Blogging about college football by an Oklahoma Sooners fan.

Time for Sooners to make serious changes

Bob Stoops

Now is the time for Bob Stoops to earn his multi-million dollar salary.

The 14-year head football coach is already on the hot seat with the fans who are growing weary of unimpressive performances. He needs to make some serious changes to his squad.

OU has gone 32-11 (.744) since 2009, and the Sooners 4-3 in the last seven games. That’s quite a drop from Stoops’ record of 109-24 (.819) in his first 10 years. He is the first coach to lose to Oklahoma State three times. He also is the first coach to lose to Baylor. Both are unforgivable in Sooner Land, especially the three losses to little brother upstate.

Forty-two years ago, the Sooners were struggling, and fans displayed signs to “Chuck Chuck” in reference to getting rid of coach Chuck Fairbanks. Fairbanks led the Sooners to a 10-1 record and No. 3 ranking in his first season in 1967. Oklahoma went 13-8 the next two years and began the 1970 season with two unimpressive wins before losing to Oregon State, 23-14, in Norman. The Sooners had a bye week before going to Dallas to take on Texas.

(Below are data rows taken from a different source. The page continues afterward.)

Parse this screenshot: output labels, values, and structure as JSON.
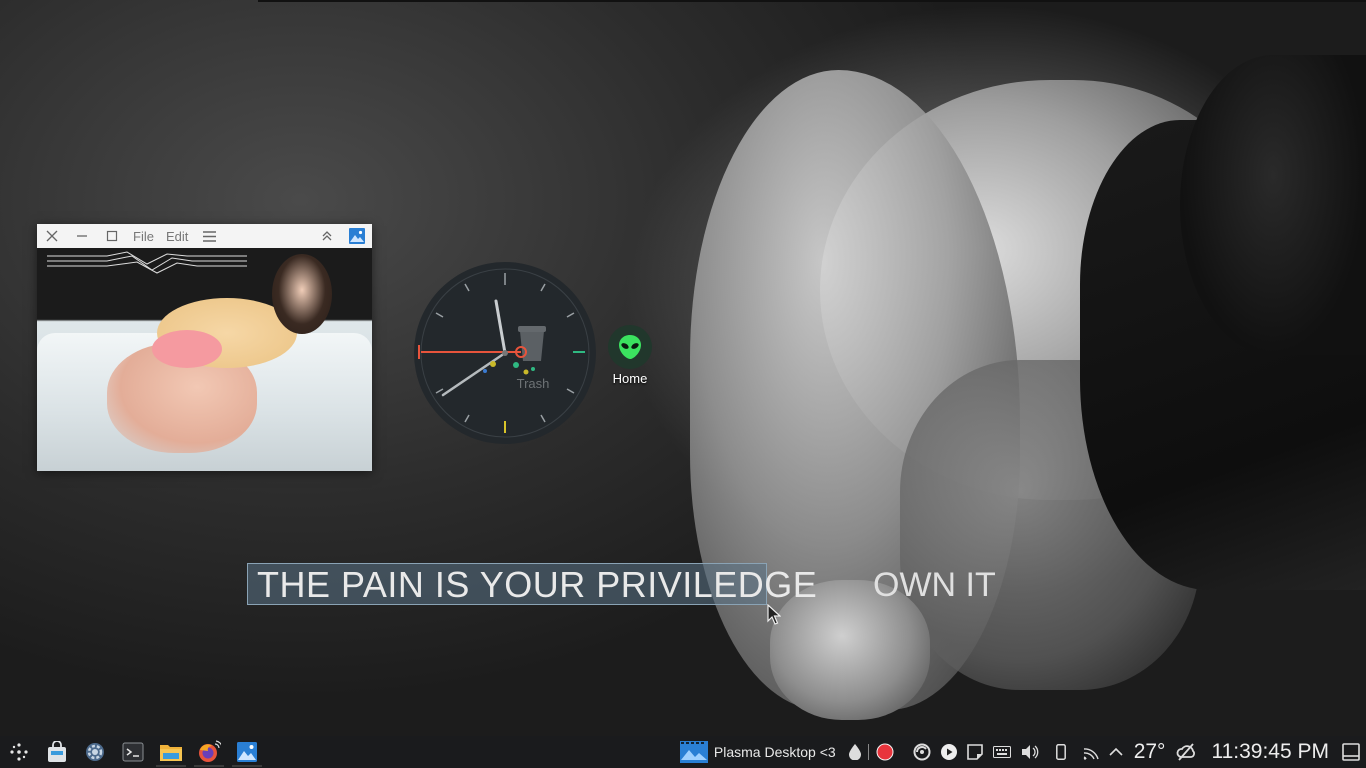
{
  "wallpaper": {
    "slogan_left": "THE PAIN IS YOUR PRIVILEDGE",
    "slogan_right": "OWN IT"
  },
  "viewer_window": {
    "menu": [
      "File",
      "Edit"
    ],
    "icons": [
      "close-icon",
      "minimize-icon",
      "maximize-icon",
      "hamburger-menu-icon",
      "keep-above-icon",
      "image-viewer-app-icon"
    ]
  },
  "desktop": {
    "trash_label": "Trash",
    "home_label": "Home"
  },
  "taskbar": {
    "launchers": [
      "application-launcher-icon",
      "discover-store-icon",
      "system-settings-icon",
      "konsole-terminal-icon",
      "file-manager-icon",
      "firefox-icon",
      "image-viewer-icon"
    ],
    "window_title": "Plasma Desktop <3",
    "tray": [
      "color-picker-icon",
      "record-icon",
      "software-updates-icon",
      "media-player-icon",
      "notes-icon",
      "keyboard-icon",
      "volume-icon",
      "phone-connect-icon",
      "network-icon",
      "tray-expand-icon"
    ],
    "temperature": "27°",
    "clock": "11:39:45 PM",
    "colors": {
      "record": "#e8343c",
      "taskbar_bg": "#1a1b1d"
    }
  }
}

Barry Switzer, his offensive coordinator, suggested switching the offense to the Wishbone that brought tremendous success to the Longhorns. The Sooners switched to the new offense, but went through growing pains that year with a 5-3-1 record the rest of the season.

Barry Switzer

The Sooners returned to national prominence the next year and finished final nine years of the 1970s with a 95-9-2 record, including two national championships and seven Big Eight Conference titles. Switzer took over as head coach in 1973, and most of his tenure consisted of the wishbone attack. It vaulted Switzer into status of “King of College Football” as many fans like to refer to him. He added a third national championship under his watch in 1985. His win percentage of .837 percent (157-29-4) is the best among modern-day coaches. He won 12 conference championships in his 16 years as head coach and won eight of 13 bowl games.

The 2012 Sooners need a lot of changes. Landry Jones has not improved. He’s not successful under pressure. He is pretty darn good when he’s got time to throw, but when there’s pressure, he gets the deer in the headlights look.

Kansas State defensive end Austin Davis told ESPN that the Wildcats exploited Jones' blind side.

“I noticed it in the first half,” he said. “When we’d get upfield, he’d start jabbing his feet real quick and moving. That let us know that he don’t like nobody in his blind side, and we tried to attack it all night.”

Future opponents will try the same. Texas, for example, has two defensive ends (Alex Okafor and Jackson Jeffcoat) who combined for five sacks and 10 quarterback hurries in the Longhorns' first three games. You know they have to be licking their chops about this news.

The front seven for OU’s defense is another trouble spot. No pressure on Kansas State’s quarterback all night Saturday. Collin Klein completed 13 of 21 passes for 149 yards. He completed 4 of 5 for 72 yards in the fourth quarter, 3 of 3 for 60 yards to lead the Wildcats’ final scoring drive.

There are some dangerous quarterbacks down the road—Texas Tech’s Seth Doege, West Virginia’s Geno Smith, and, believe it or not, David Ash at Texas.

K-State’s running game, led by John Hubert’s 130 yards, rolled up 213 yards. Again, a team like Texas has some powerful running backs who will need to be slowed down for the Sooners to have any chance of a victory in a couple of weeks.

Four decades ago, Fairbanks had wrestled with the idea of changing to a completely new offensive system. He knew something had to be done to save his job and for fans to toss out the “Chuck Chuck” signs.

With a week off before playing Texas Tech, Stoops must wrestle with some decisions now if he wants to return Oklahoma to the hunt for the national championship.